═════ Input data ═════
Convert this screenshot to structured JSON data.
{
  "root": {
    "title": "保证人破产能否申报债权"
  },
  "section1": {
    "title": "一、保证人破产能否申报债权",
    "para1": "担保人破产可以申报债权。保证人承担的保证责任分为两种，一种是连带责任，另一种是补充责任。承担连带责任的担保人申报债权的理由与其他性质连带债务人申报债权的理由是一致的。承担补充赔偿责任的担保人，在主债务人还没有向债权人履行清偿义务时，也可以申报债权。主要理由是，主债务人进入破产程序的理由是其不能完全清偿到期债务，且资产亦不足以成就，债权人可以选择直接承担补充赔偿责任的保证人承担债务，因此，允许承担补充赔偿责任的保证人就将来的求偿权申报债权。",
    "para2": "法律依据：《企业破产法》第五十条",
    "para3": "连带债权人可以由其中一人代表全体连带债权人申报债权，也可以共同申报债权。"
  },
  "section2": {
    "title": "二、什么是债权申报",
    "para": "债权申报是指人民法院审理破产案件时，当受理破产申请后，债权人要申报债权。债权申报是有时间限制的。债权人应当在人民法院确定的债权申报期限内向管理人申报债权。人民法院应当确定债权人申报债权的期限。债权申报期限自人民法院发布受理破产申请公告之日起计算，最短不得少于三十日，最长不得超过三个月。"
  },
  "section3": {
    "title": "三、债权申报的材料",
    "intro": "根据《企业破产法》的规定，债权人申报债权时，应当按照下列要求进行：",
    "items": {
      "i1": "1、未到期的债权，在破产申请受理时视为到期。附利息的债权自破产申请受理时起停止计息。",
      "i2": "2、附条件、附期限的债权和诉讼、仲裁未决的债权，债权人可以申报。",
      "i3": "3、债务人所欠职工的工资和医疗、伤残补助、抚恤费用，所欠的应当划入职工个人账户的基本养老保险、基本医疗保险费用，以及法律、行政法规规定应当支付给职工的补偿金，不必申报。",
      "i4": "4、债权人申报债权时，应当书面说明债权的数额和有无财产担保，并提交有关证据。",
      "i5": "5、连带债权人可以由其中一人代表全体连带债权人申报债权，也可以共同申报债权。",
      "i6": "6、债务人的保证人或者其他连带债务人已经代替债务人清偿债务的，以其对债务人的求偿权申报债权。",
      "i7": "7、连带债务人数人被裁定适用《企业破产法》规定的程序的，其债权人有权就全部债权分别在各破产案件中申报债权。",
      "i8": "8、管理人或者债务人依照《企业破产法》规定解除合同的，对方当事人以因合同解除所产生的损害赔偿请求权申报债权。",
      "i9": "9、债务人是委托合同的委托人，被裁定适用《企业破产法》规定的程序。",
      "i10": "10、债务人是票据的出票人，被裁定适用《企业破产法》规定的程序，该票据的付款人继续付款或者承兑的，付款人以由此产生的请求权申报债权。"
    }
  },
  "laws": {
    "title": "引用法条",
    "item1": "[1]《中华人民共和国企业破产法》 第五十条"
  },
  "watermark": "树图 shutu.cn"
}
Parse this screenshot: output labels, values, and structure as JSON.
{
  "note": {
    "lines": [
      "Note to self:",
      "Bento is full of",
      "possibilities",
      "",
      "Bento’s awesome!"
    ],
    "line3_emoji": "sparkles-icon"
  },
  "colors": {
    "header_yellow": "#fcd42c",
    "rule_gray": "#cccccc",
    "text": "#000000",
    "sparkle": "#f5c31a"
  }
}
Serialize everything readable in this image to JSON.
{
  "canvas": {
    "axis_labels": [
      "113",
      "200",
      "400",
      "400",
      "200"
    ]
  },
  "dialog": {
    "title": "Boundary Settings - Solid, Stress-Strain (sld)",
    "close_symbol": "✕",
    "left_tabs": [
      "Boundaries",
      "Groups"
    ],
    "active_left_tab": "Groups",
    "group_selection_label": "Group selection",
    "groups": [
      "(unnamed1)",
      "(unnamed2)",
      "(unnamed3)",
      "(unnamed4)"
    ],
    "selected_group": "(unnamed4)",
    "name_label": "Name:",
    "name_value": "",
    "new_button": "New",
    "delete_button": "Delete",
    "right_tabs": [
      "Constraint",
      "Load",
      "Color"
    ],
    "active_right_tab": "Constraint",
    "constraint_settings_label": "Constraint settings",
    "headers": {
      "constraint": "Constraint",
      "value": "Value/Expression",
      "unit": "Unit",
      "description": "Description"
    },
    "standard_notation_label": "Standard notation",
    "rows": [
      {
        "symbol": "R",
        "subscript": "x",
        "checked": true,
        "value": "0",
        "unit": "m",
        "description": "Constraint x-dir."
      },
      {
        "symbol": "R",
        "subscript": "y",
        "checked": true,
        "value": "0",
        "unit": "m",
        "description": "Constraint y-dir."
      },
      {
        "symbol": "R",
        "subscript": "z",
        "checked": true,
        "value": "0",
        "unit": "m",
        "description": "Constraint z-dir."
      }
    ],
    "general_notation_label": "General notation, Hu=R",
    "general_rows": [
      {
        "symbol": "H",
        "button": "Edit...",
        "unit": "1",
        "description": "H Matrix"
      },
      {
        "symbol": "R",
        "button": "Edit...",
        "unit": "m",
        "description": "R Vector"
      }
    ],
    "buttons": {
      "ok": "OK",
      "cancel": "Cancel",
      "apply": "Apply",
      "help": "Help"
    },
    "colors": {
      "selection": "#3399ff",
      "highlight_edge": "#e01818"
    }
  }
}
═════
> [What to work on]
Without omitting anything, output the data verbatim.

> [Solution for this task]
Convert this screenshot to structured JSON data.
{
  "root": {
    "title": "保证人破产能否申报债权"
  },
  "section1": {
    "title": "一、保证人破产能否申报债权",
    "para1": "担保人破产可以申报债权。保证人承担的保证责任分为两种，一种是连带责任，另一种是补充责任。承担连带责任的担保人申报债权的理由与其他性质连带债务人申报债权的理由是一致的。承担补充赔偿责任的担保人，在主债务人还没有向债权人履行清偿义务时，也可以申报债权。主要理由是，主债务人进入破产程序的理由是其不能完全清偿到期债务，且资产亦不足以成就，债权人可以选择直接承担补充赔偿责任的保证人承担债务，因此，允许承担补充赔偿责任的保证人就将来的求偿权申报债权。",
    "para2": "法律依据：《企业破产法》第五十条",
    "para3": "连带债权人可以由其中一人代表全体连带债权人申报债权，也可以共同申报债权。"
  },
  "section2": {
    "title": "二、什么是债权申报",
    "para": "债权申报是指人民法院审理破产案件时，当受理破产申请后，债权人要申报债权。债权申报是有时间限制的。债权人应当在人民法院确定的债权申报期限内向管理人申报债权。人民法院应当确定债权人申报债权的期限。债权申报期限自人民法院发布受理破产申请公告之日起计算，最短不得少于三十日，最长不得超过三个月。"
  },
  "section3": {
    "title": "三、债权申报的材料",
    "intro": "根据《企业破产法》的规定，债权人申报债权时，应当按照下列要求进行：",
    "items": {
      "i1": "1、未到期的债权，在破产申请受理时视为到期。附利息的债权自破产申请受理时起停止计息。",
      "i2": "2、附条件、附期限的债权和诉讼、仲裁未决的债权，债权人可以申报。",
      "i3": "3、债务人所欠职工的工资和医疗、伤残补助、抚恤费用，所欠的应当划入职工个人账户的基本养老保险、基本医疗保险费用，以及法律、行政法规规定应当支付给职工的补偿金，不必申报。",
      "i4": "4、债权人申报债权时，应当书面说明债权的数额和有无财产担保，并提交有关证据。",
      "i5": "5、连带债权人可以由其中一人代表全体连带债权人申报债权，也可以共同申报债权。",
      "i6": "6、债务人的保证人或者其他连带债务人已经代替债务人清偿债务的，以其对债务人的求偿权申报债权。",
      "i7": "7、连带债务人数人被裁定适用《企业破产法》规定的程序的，其债权人有权就全部债权分别在各破产案件中申报债权。",
      "i8": "8、管理人或者债务人依照《企业破产法》规定解除合同的，对方当事人以因合同解除所产生的损害赔偿请求权申报债权。",
      "i9": "9、债务人是委托合同的委托人，被裁定适用《企业破产法》规定的程序。",
      "i10": "10、债务人是票据的出票人，被裁定适用《企业破产法》规定的程序，该票据的付款人继续付款或者承兑的，付款人以由此产生的请求权申报债权。"
    }
  },
  "laws": {
    "title": "引用法条",
    "item1": "[1]《中华人民共和国企业破产法》 第五十条"
  },
  "watermark": "树图 shutu.cn"
}
Parse this screenshot: output labels, values, and structure as JSON.
{
  "note": {
    "lines": [
      "Note to self:",
      "Bento is full of",
      "possibilities",
      "",
      "Bento’s awesome!"
    ],
    "line3_emoji": "sparkles-icon"
  },
  "colors": {
    "header_yellow": "#fcd42c",
    "rule_gray": "#cccccc",
    "text": "#000000",
    "sparkle": "#f5c31a"
  }
}
Serialize everything readable in this image to JSON.
{
  "canvas": {
    "axis_labels": [
      "113",
      "200",
      "400",
      "400",
      "200"
    ]
  },
  "dialog": {
    "title": "Boundary Settings - Solid, Stress-Strain (sld)",
    "close_symbol": "✕",
    "left_tabs": [
      "Boundaries",
      "Groups"
    ],
    "active_left_tab": "Groups",
    "group_selection_label": "Group selection",
    "groups": [
      "(unnamed1)",
      "(unnamed2)",
      "(unnamed3)",
      "(unnamed4)"
    ],
    "selected_group": "(unnamed4)",
    "name_label": "Name:",
    "name_value": "",
    "new_button": "New",
    "delete_button": "Delete",
    "right_tabs": [
      "Constraint",
      "Load",
      "Color"
    ],
    "active_right_tab": "Constraint",
    "constraint_settings_label": "Constraint settings",
    "headers": {
      "constraint": "Constraint",
      "value": "Value/Expression",
      "unit": "Unit",
      "description": "Description"
    },
    "standard_notation_label": "Standard notation",
    "rows": [
      {
        "symbol": "R",
        "subscript": "x",
        "checked": true,
        "value": "0",
        "unit": "m",
        "description": "Constraint x-dir."
      },
      {
        "symbol": "R",
        "subscript": "y",
        "checked": true,
        "value": "0",
        "unit": "m",
        "description": "Constraint y-dir."
      },
      {
        "symbol": "R",
        "subscript": "z",
        "checked": true,
        "value": "0",
        "unit": "m",
        "description": "Constraint z-dir."
      }
    ],
    "general_notation_label": "General notation, Hu=R",
    "general_rows": [
      {
        "symbol": "H",
        "button": "Edit...",
        "unit": "1",
        "description": "H Matrix"
      },
      {
        "symbol": "R",
        "button": "Edit...",
        "unit": "m",
        "description": "R Vector"
      }
    ],
    "buttons": {
      "ok": "OK",
      "cancel": "Cancel",
      "apply": "Apply",
      "help": "Help"
    },
    "colors": {
      "selection": "#3399ff",
      "highlight_edge": "#e01818"
    }
  }
}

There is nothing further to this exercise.